Your assignment: Below are the records; count how many of their lines carry "time" and give only the number.

Entries from a dataset of interfaces
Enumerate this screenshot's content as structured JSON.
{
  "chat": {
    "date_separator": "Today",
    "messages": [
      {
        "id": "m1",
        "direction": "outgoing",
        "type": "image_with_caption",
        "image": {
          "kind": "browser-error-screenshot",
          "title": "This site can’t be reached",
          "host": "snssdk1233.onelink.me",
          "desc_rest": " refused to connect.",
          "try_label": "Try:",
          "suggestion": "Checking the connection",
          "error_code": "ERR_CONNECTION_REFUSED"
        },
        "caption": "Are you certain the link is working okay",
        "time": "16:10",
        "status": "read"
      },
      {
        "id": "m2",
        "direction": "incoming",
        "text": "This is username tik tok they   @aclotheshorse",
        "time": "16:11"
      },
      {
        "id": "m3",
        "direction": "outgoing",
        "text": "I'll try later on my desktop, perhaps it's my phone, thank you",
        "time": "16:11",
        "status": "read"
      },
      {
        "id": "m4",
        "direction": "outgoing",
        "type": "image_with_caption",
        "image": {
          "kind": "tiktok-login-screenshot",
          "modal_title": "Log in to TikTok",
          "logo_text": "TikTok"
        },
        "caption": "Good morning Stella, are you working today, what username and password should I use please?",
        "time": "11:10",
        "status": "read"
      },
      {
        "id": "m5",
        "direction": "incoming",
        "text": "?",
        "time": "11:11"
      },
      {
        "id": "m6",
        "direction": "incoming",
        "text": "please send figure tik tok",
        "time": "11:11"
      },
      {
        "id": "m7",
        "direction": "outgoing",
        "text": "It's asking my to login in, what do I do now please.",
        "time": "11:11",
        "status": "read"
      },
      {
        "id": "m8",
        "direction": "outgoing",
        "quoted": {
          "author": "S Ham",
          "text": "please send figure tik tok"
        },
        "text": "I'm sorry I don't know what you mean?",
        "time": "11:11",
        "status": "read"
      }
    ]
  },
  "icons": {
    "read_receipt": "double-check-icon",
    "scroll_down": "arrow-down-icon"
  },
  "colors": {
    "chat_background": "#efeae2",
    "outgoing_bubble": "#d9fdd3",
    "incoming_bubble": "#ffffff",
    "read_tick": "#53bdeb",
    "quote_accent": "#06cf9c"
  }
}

Answer for the task: 8